What Is the Legality of Playing the Lottery?

The first question you might ask is what is the legality of playing the lottery. A lottery is a game in which you must choose a number from a pre-determined range and hope that you’ll win. The legality of winning depends on many factors, including how often you buy tickets, the taxation of winnings, and the social impact of winning. Let’s look at some of the most important ones. Read on to find out what you can expect from a lottery.

Statistical probability of winning

In reality, the chances of winning a lottery are lower than catching lightning. While you cannot guarantee a winning lottery ticket, you can still be confident that you’ll be a lucky winner by applying these mathematical formulas. In this article, we’ll examine the underlying probability that you’ll be a lottery winner. These methods will allow you to calculate your odds of winning. We’ll also discuss what to do if you do win.

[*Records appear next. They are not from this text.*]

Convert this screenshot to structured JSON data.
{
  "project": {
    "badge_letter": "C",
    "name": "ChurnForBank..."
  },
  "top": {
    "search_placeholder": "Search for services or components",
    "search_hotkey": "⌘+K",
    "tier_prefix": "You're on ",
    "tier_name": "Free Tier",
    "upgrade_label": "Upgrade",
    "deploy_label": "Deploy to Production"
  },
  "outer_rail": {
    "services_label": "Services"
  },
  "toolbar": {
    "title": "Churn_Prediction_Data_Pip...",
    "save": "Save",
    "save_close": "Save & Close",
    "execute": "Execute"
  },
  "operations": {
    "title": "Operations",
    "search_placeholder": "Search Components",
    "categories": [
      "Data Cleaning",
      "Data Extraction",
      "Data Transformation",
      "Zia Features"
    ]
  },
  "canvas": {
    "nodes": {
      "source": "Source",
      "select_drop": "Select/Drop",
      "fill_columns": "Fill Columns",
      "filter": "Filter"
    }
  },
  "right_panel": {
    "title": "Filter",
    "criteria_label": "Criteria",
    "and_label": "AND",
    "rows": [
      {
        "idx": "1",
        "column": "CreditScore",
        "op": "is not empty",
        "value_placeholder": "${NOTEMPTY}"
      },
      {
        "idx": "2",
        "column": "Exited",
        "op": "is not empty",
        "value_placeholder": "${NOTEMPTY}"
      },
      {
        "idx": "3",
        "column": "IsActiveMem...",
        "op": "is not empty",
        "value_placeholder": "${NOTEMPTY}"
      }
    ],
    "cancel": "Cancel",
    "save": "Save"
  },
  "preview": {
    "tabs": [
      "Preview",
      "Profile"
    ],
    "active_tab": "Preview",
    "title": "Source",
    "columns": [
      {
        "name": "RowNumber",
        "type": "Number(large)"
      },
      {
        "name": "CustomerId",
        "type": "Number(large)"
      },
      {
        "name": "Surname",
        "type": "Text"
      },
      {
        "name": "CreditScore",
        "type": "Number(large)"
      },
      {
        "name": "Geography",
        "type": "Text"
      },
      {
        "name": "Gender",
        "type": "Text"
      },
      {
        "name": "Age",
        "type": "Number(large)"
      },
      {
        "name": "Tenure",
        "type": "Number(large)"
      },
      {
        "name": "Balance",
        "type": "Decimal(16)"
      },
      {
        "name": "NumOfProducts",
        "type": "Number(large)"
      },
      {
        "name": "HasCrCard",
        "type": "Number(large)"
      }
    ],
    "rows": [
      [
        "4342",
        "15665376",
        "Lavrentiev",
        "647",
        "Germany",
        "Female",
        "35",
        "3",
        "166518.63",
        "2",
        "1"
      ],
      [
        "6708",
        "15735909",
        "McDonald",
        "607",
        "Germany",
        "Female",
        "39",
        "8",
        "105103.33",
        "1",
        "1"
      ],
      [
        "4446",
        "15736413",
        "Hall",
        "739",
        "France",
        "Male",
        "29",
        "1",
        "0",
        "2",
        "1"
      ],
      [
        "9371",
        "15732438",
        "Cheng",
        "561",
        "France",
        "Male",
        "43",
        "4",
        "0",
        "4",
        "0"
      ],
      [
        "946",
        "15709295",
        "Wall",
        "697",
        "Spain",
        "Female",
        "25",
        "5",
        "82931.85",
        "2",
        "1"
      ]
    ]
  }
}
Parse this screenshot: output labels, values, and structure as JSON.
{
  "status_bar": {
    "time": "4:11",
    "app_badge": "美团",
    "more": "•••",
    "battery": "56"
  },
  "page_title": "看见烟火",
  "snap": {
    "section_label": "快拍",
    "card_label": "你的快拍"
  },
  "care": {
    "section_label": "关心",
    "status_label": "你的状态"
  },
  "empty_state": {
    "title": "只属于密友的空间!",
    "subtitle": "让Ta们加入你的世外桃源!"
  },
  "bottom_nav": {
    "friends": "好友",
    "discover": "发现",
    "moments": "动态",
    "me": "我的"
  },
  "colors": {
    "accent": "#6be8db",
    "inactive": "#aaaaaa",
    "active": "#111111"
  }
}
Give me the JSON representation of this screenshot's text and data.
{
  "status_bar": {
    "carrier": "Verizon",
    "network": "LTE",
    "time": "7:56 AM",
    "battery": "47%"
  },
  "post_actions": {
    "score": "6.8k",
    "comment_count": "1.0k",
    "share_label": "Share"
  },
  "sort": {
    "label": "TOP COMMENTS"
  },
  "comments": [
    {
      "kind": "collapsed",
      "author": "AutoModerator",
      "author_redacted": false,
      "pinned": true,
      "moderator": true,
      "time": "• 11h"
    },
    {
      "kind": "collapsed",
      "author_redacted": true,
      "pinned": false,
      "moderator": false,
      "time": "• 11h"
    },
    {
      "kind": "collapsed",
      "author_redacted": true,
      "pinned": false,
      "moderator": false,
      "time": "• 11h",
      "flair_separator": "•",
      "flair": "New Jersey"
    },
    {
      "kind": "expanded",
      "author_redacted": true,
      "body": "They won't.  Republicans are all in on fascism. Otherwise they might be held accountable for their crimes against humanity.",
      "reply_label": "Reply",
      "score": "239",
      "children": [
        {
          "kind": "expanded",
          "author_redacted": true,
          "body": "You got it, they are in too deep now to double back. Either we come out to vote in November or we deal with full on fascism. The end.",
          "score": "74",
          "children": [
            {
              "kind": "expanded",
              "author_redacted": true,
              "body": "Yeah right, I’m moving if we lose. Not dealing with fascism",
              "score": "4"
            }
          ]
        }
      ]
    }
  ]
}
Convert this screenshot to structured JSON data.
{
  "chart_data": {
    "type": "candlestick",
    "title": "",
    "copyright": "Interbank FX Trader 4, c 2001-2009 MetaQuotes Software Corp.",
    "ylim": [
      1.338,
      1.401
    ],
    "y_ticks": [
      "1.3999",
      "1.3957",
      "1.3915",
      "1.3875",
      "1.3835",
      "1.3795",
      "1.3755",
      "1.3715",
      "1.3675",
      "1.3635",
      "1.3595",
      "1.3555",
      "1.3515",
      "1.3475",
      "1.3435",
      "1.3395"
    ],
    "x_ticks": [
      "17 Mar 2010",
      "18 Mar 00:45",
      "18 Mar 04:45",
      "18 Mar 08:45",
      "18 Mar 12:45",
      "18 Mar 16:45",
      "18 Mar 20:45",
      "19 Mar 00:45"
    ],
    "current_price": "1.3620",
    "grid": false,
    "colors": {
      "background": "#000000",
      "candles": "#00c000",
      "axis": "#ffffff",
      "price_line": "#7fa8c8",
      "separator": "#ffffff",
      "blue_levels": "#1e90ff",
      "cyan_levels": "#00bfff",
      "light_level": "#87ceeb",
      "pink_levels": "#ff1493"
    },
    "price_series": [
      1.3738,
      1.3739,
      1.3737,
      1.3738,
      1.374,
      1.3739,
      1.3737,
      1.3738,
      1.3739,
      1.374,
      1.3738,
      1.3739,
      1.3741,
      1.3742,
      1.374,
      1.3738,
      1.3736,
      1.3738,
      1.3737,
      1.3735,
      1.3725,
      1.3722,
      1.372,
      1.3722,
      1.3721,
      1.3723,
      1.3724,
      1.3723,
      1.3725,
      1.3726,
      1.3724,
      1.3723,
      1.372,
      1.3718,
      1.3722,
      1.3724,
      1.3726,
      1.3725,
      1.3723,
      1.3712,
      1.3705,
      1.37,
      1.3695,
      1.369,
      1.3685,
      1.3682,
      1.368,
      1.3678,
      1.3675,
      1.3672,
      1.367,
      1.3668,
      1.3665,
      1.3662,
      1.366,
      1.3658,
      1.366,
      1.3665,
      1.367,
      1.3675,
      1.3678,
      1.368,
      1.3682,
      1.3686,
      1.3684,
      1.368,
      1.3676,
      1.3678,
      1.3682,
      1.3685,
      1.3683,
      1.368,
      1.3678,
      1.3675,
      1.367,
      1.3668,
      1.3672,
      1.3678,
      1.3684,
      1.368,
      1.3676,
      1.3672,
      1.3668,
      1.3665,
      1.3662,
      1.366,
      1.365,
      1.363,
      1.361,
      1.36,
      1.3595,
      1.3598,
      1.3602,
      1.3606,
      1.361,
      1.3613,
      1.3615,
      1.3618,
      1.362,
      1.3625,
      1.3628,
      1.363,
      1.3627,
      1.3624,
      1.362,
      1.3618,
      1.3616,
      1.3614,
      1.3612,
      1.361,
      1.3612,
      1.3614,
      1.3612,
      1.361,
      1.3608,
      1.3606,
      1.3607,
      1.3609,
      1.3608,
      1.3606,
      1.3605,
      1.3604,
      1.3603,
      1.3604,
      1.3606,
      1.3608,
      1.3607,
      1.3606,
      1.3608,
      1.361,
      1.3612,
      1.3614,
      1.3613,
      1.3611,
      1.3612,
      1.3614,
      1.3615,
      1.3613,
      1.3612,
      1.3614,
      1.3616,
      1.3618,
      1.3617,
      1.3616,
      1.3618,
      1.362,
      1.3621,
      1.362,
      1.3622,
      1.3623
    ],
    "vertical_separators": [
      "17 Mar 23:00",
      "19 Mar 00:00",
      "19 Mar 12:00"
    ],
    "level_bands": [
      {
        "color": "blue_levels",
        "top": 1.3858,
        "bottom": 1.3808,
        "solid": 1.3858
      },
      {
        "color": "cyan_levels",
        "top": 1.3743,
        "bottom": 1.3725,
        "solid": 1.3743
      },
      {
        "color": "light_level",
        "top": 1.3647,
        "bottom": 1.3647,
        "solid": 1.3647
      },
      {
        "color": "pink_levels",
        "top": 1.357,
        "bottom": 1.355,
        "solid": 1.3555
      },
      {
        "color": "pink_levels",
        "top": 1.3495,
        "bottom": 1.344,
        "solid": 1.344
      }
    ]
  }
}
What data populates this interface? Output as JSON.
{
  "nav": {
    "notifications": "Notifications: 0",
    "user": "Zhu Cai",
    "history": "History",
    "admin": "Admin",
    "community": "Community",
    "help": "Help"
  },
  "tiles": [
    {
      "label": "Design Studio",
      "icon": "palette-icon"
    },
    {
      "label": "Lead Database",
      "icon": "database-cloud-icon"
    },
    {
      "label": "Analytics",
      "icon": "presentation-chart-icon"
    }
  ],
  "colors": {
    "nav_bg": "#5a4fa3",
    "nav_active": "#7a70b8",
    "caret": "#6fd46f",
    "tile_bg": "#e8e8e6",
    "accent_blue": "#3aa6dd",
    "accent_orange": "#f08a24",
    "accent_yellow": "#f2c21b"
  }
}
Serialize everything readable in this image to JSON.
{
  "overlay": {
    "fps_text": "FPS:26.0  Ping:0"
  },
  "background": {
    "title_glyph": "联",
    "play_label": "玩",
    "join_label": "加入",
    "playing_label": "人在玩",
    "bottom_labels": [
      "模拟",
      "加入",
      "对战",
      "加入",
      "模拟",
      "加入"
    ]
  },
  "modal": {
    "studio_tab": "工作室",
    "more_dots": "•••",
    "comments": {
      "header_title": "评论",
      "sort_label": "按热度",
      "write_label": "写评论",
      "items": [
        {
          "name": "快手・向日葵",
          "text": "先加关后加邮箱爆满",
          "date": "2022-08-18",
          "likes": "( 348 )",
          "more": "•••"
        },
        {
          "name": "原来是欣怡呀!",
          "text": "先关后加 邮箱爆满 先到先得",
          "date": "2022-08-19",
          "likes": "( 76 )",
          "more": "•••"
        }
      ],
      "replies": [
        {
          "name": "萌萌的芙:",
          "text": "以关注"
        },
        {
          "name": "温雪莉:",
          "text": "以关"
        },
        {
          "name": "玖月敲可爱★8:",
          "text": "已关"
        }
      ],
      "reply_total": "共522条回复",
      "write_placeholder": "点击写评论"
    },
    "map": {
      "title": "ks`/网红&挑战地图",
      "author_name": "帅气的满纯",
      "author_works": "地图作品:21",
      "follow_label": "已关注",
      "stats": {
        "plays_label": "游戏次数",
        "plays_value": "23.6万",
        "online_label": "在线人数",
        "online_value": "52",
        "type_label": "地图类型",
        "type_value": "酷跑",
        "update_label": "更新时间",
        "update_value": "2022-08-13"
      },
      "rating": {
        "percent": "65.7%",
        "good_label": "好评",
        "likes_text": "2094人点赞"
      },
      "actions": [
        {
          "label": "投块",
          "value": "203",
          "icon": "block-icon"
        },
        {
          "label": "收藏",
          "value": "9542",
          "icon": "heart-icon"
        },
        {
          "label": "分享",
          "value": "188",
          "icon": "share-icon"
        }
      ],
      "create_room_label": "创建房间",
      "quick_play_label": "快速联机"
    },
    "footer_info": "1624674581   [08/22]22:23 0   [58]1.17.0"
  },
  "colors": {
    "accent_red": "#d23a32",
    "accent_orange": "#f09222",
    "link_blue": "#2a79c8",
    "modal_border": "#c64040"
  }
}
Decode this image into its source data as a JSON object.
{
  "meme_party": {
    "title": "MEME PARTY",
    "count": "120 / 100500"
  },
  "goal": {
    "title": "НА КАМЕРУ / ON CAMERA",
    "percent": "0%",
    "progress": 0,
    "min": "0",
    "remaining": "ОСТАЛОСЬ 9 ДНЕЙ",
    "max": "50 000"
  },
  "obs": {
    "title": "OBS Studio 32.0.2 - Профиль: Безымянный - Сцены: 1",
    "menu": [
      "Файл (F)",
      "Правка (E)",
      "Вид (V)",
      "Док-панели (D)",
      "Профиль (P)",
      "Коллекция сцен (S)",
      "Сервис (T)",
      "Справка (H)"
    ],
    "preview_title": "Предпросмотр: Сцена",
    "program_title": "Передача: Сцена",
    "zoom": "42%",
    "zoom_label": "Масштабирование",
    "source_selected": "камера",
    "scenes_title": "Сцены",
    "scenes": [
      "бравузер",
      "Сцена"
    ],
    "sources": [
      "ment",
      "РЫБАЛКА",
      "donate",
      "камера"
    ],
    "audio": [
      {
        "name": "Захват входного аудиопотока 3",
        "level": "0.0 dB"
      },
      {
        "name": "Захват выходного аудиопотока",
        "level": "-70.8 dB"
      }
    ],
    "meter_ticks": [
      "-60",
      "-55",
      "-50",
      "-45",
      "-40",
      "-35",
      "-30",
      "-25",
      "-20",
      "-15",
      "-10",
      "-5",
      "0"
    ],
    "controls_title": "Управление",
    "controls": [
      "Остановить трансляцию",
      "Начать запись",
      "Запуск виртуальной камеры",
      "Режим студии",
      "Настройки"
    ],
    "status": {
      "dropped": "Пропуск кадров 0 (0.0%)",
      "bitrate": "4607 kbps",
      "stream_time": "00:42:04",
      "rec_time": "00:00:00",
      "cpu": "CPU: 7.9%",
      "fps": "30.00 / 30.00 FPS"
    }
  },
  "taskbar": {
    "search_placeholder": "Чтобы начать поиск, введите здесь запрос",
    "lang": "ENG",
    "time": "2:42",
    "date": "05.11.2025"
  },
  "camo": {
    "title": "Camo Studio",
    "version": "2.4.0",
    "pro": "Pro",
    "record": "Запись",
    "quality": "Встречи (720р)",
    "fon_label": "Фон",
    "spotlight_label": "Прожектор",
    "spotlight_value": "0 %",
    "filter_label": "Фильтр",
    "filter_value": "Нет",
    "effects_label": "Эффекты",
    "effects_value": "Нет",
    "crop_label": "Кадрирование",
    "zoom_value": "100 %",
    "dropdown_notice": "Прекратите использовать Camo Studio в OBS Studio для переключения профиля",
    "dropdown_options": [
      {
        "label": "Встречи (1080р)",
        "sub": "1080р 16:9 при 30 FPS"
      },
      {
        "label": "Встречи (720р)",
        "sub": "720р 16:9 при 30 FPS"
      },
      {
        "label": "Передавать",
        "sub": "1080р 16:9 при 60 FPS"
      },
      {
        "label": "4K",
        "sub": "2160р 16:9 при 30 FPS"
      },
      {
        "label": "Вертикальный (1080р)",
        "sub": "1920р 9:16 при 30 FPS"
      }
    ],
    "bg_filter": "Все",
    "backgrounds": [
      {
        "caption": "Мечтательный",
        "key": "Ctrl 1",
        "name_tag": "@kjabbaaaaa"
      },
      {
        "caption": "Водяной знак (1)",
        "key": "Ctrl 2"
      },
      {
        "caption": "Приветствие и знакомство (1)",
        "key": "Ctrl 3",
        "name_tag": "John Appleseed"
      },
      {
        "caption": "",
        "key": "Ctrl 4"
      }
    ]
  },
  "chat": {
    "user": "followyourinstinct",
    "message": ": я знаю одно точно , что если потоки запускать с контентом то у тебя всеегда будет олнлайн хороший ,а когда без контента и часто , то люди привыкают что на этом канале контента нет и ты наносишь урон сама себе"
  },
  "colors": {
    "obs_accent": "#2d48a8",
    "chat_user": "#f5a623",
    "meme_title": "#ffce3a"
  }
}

For example, if your odds are 50 percent, and you have bought two tickets, the chances of winning one are higher than with two tickets. However, these changes are small. Purchasing ten tickets will increase your odds to 10 in 29.2 million, which is still much better than a chance of winning the lottery by just one ticket. For comparison, the odds of dying in a plane crash are one in 20 million.

Legality of winning

When considering the legality of winning a lottery, you have to keep a few things in mind. For instance, if you’re required to enter the sweepstakes using your computer, this is probably not a lottery, and you’re unlikely to violate any law. If you’re not required to buy anything to enter the lottery, however, it’s likely illegal. If you’re unsure whether or not you’re breaking the law, then it’s always a good idea to research any legality issues before entering any lottery or drawing.

One of the most common questions a lottery player has is how much privacy is at stake. Although there are some arguments for releasing lottery winnings, it’s generally not a good idea to make your entire identity public. A lottery attorney is an ideal choice for this issue. If you’re worried about losing privacy and avoiding the negative effects of celebrity status, consider hiring an attorney. This person will help you make the best choice for your situation.

Taxation of winnings

While you may think that winning the lottery doesn’t incur any costs, it does have taxes. In fact, you’ll have to pay as much as 30 percent of your lottery winnings in taxes. In most cases, you’ll be required to pay the IRS as much as Rs. 6 crore in taxes. If you’re thinking about taking your prize in an annuity, you may need to report it every year.

The amount you’ll be required to pay in taxes is dependent on your state lottery rules and how much you won. In most cases, winning a lottery is taxable income in the year it is received. However, if you choose to receive a large lump sum, you might be pushed into the highest tax bracket. For example, if you win the lottery in a state with a 37% tax rate, you’ll be required to pay taxes on the amount in one lump sum.

Social aspects of winning

The social aspects of winning a lottery are important to consider when evaluating the impact of the game on society. The lottery is an opportunity to increase wealth, but because of its one-time nature, it cannot be compared to the distribution of wealth across generations. Nevertheless, many players spread the gain over time to increase their lifetime wealth. These players are likely to treat the lottery prize as a long-term supplement to their other sources of income.

While winning the lottery can be a wonderful and rewarding experience, the excitement and joy soon wears off. As we live in a world where everything is measured by the distance it travels from its baseline, the joys of winning the lottery will wear off as we get used to them. As a result, we will start to question why the losers are subject to these losses in exchange for the gains of others. Eventually, the additional pleasures we receive from wealth will no longer be as important as they once were.